Gould died of cancer in New York City on 20 May 2002 at age 60. It was Stephen Jay Gould who said, "I remember a story about Clarence Darrow, who was quite atheistic. Somebody asked him: 'Suppose you die and your soul goes up there and it turns out the conventional story is true after all?' Darrow's answer was beautiful, and I love the way he pictured it with the 12 apostles in the jury box... He said that for once in his life he wasn't going to make a long speech. He was just going to walk up to them, bow low to the judge's bench, and say, 'Gentlemen, I was wrong.'"
 Obituary by Carol Kaesuk Yoon, The New York Times, "Stephen Jay Gould, Evolution Theorist, Dies at 60," May 21, 2002.
 Robert Sternberg and Charles Murray, The Bell Curve: Intelligence and Class Structure in American Life. New York: Free Press, 1994.
 You can read the judgment at this link.
 "Verdict on Creationism," Skeptical Inquirer, 1988, 12 (2): 186.
 "The Panda's Thumb," The Panda's Thumb, New York: W. W. Norton, 1980, p. 20.
 Curt Schleier, "Stephen Jay Gould: Was it Survival of the Luckiest?" Biography magazine, March 1998, pp. 253-25.
 "An Urchin In A Haystack," Skeptic, 4 (1): 86-90.
Originally published September 2003 by Ronald Bruce Meyer.

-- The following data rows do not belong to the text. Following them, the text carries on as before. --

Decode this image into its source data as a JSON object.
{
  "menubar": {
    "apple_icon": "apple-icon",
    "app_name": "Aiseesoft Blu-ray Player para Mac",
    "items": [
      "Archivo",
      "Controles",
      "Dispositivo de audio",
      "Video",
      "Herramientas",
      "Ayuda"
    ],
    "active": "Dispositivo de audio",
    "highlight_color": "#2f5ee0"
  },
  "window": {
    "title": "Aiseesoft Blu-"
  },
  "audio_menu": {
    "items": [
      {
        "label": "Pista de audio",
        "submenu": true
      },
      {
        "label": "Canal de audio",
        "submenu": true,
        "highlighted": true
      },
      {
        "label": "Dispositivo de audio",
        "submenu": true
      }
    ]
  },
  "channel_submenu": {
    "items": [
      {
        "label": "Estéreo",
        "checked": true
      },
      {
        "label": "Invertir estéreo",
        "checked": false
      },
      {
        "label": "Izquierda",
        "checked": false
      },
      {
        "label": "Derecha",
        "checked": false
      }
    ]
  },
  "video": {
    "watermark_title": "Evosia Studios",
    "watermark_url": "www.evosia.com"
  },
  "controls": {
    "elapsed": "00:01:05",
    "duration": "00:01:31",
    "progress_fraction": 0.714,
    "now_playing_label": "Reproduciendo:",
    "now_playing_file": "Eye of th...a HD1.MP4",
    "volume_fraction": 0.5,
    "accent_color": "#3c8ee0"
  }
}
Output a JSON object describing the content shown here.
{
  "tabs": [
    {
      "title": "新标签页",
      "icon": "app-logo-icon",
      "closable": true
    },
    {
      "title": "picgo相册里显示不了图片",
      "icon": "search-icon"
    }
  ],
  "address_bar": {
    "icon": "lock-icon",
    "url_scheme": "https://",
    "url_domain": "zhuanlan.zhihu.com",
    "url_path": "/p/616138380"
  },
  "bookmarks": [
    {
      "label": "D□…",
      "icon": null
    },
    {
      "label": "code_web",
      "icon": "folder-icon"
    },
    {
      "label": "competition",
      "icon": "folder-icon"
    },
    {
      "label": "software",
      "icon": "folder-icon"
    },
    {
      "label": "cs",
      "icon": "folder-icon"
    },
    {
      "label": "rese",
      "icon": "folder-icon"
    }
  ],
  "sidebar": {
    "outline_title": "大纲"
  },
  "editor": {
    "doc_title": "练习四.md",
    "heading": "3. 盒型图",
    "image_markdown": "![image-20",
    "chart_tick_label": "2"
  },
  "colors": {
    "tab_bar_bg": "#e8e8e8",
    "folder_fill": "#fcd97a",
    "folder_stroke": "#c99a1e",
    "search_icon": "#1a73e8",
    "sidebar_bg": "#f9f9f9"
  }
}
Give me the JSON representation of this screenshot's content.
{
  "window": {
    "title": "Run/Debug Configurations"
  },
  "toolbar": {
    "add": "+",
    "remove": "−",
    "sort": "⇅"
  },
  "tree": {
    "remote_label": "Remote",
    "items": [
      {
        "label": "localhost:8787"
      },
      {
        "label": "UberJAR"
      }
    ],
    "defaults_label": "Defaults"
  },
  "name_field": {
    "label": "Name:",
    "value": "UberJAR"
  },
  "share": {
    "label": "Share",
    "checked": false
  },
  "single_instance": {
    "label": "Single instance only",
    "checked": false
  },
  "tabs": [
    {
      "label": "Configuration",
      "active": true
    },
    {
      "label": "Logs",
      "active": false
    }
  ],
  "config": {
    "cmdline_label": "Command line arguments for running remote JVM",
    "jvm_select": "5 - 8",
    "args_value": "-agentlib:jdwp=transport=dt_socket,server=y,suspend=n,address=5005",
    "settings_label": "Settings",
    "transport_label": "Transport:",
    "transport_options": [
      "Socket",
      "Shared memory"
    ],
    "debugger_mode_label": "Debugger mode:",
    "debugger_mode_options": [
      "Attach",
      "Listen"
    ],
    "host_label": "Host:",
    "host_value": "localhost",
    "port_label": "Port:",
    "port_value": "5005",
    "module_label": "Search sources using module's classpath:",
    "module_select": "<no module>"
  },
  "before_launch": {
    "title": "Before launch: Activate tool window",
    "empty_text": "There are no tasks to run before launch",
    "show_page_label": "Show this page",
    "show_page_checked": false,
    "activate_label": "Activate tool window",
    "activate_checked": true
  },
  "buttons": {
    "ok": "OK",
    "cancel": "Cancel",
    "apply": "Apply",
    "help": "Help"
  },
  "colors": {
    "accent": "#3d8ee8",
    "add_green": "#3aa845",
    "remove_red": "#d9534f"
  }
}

“No kingdom has ever suffered as many civil wars as the kingdom of Christ,” wrote Montesquieu. “I call piety a malady of the heart.”